Sujoy Banerjee

đź’Ľ Chief Conservator of Forests, Uttar Pradesh Forest Department

🎓 Certificate in Environmental Management and Sustainable Development, University of Wales at Bangor (2005)

Sujoy is a distinguished conservationist with the Indian Forest Service known for his wildlife conservation efforts in India.

With more than two and a half decades experience in the field of wildlife and habitat conservation, Sujoy has held senior positions across the government, corporate, academic, and international non-profit sectors. He currently serves as a Divisional Forest Officer based in Noida, India for the Forest Department of Uttar Pradesh State. He previously served in the same Department as the Deputy Conservator of Forests of the National Chambal Sanctuary Project, Agra, where he headed the conservation and management programs for the renowned National Chambal Wildlife Sanctuary.

In 2014, Sujoy was awarded an Earth Heroes award by Royal Bank of Scotland for his work to preserve the gharial crocodile. He was also recruited into the International Visitors’ Leadership Programme in 2009.

There were 12 participants in my Chevening course and we are a very close-knit group – like a family.

What were you doing before Chevening? What were your career aspirations at the time?

Before Chevening, I was working with the Indian government and I wanted to further my knowledge in the field of environmental conservation. Therefore, I was looking forward to attending this course when I applied because it was about environmental management from an international perspective. It also gave a lot of insight into sustainable development, which was an emerging and exciting subject at that point in time.

Sujoy Banerjee

What is the most important thing you learned during your experience?

The most important thing I learned is that sustainable development is the crux of development. It can only be sustainable development if it can sustain itself—any kind of development that does not take this into account is not feasible in the long-run. Therefore, sustainability is really the key issue as far as development is concerned.

What message would you share with the next generation of Chevening Scholars?

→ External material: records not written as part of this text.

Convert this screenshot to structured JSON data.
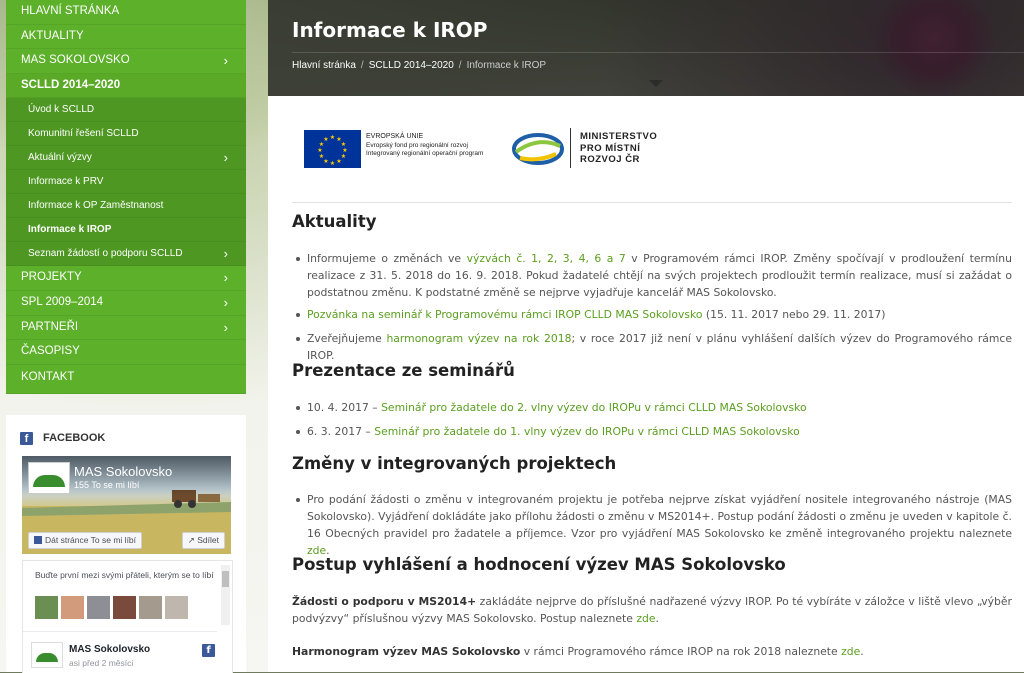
{
  "nav": {
    "top_items": [
      {
        "label": "HLAVNÍ STRÁNKA",
        "has_children": false
      },
      {
        "label": "AKTUALITY",
        "has_children": false
      },
      {
        "label": "MAS SOKOLOVSKO",
        "has_children": true
      },
      {
        "label": "SCLLD 2014–2020",
        "has_children": false
      }
    ],
    "sub_items": [
      {
        "label": "Úvod k SCLLD",
        "has_children": false
      },
      {
        "label": "Komunitní řešení SCLLD",
        "has_children": false
      },
      {
        "label": "Aktuální výzvy",
        "has_children": true
      },
      {
        "label": "Informace k PRV",
        "has_children": false
      },
      {
        "label": "Informace k OP Zaměstnanost",
        "has_children": false
      },
      {
        "label": "Informace k IROP",
        "has_children": false,
        "current": true
      },
      {
        "label": "Seznam žádostí o podporu SCLLD",
        "has_children": true
      }
    ],
    "bottom_items": [
      {
        "label": "PROJEKTY",
        "has_children": true
      },
      {
        "label": "SPL 2009–2014",
        "has_children": true
      },
      {
        "label": "PARTNEŘI",
        "has_children": true
      },
      {
        "label": "ČASOPISY",
        "has_children": false
      },
      {
        "label": "KONTAKT",
        "has_children": false
      }
    ],
    "chevron": "›"
  },
  "facebook": {
    "heading": "FACEBOOK",
    "logo_letter": "f",
    "page_name": "MAS Sokolovsko",
    "likes": "155 To se mi líbí",
    "like_button": "Dát stránce To se mi líbí",
    "share_button": "Sdílet",
    "friends_text": "Buďte první mezi svými přáteli, kterým se to líbí",
    "post_name": "MAS Sokolovsko",
    "post_time": "asi před 2 měsíci"
  },
  "header": {
    "title": "Informace k IROP",
    "breadcrumb": [
      "Hlavní stránka",
      "SCLLD 2014–2020",
      "Informace k IROP"
    ],
    "separator": "/"
  },
  "logos": {
    "eu_line1": "EVROPSKÁ UNIE",
    "eu_line2": "Evropský fond pro regionální rozvoj",
    "eu_line3": "Integrovaný regionální operační program",
    "mmr_line1": "MINISTERSTVO",
    "mmr_line2": "PRO MÍSTNÍ",
    "mmr_line3": "ROZVOJ ČR"
  },
  "sections": {
    "aktuality": {
      "heading": "Aktuality",
      "item1_a": "Informujeme o změnách ve ",
      "item1_link": "výzvách č. 1, 2, 3, 4, 6 a 7",
      "item1_b": " v Programovém rámci IROP. Změny spočívají v prodloužení termínu realizace z 31. 5. 2018 do 16. 9. 2018. Pokud žadatelé chtějí na svých projektech prodloužit termín realizace, musí si zažádat o podstatnou změnu. K podstatné změně se nejprve vyjadřuje kancelář MAS Sokolovsko.",
      "item2_link": "Pozvánka na seminář k Programovému rámci IROP CLLD MAS Sokolovsko",
      "item2_b": " (15. 11. 2017 nebo 29. 11. 2017)",
      "item3_a": "Zveřejňujeme ",
      "item3_link": "harmonogram výzev na rok 2018",
      "item3_b": "; v roce 2017 již není v plánu vyhlášení dalších výzev do Programového rámce IROP."
    },
    "prezentace": {
      "heading": "Prezentace ze seminářů",
      "item1_a": "10. 4. 2017 – ",
      "item1_link": "Seminář pro žadatele do 2. vlny výzev do IROPu v rámci CLLD MAS Sokolovsko",
      "item2_a": "6. 3. 2017 – ",
      "item2_link": "Seminář pro žadatele do 1. vlny výzev do IROPu v rámci CLLD MAS Sokolovsko"
    },
    "zmeny": {
      "heading": "Změny v integrovaných projektech",
      "item1_a": "Pro podání žádosti o změnu v integrovaném projektu je potřeba nejprve získat vyjádření nositele integrovaného nástroje (MAS Sokolovsko). Vyjádření dokládáte jako přílohu žádosti o změnu v MS2014+. Postup podání žádosti o změnu je uveden v kapitole č. 16 Obecných pravidel pro žadatele a příjemce. Vzor pro vyjádření MAS Sokolovsko ke změně integrovaného projektu naleznete ",
      "item1_link": "zde",
      "item1_b": "."
    },
    "postup": {
      "heading": "Postup vyhlášení a hodnocení výzev MAS Sokolovsko",
      "p1_bold": "Žádosti o podporu v MS2014+",
      "p1_a": " zakládáte nejprve do příslušné nadřazené výzvy IROP. Po té vybíráte v záložce v liště vlevo „výběr podvýzvy“ příslušnou výzvy MAS Sokolovsko. Postup naleznete ",
      "p1_link": "zde",
      "p1_b": ".",
      "p2_bold": "Harmonogram výzev MAS Sokolovsko",
      "p2_a": " v rámci Programového rámce IROP na rok 2018 naleznete ",
      "p2_link": "zde",
      "p2_b": "."
    }
  }
}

If you are an aspiring Chevener, this is really a very wonderful experience. Whether you are going on a short course or doing a one-year master’s degree, it will give you great and deep insight into what is happening in your field not only in the UK, but also internationally. Most importantly, there is a very large Chevening community that you will become connected to, to network and interact. The Chevening community helps each other professionally to a very great extent.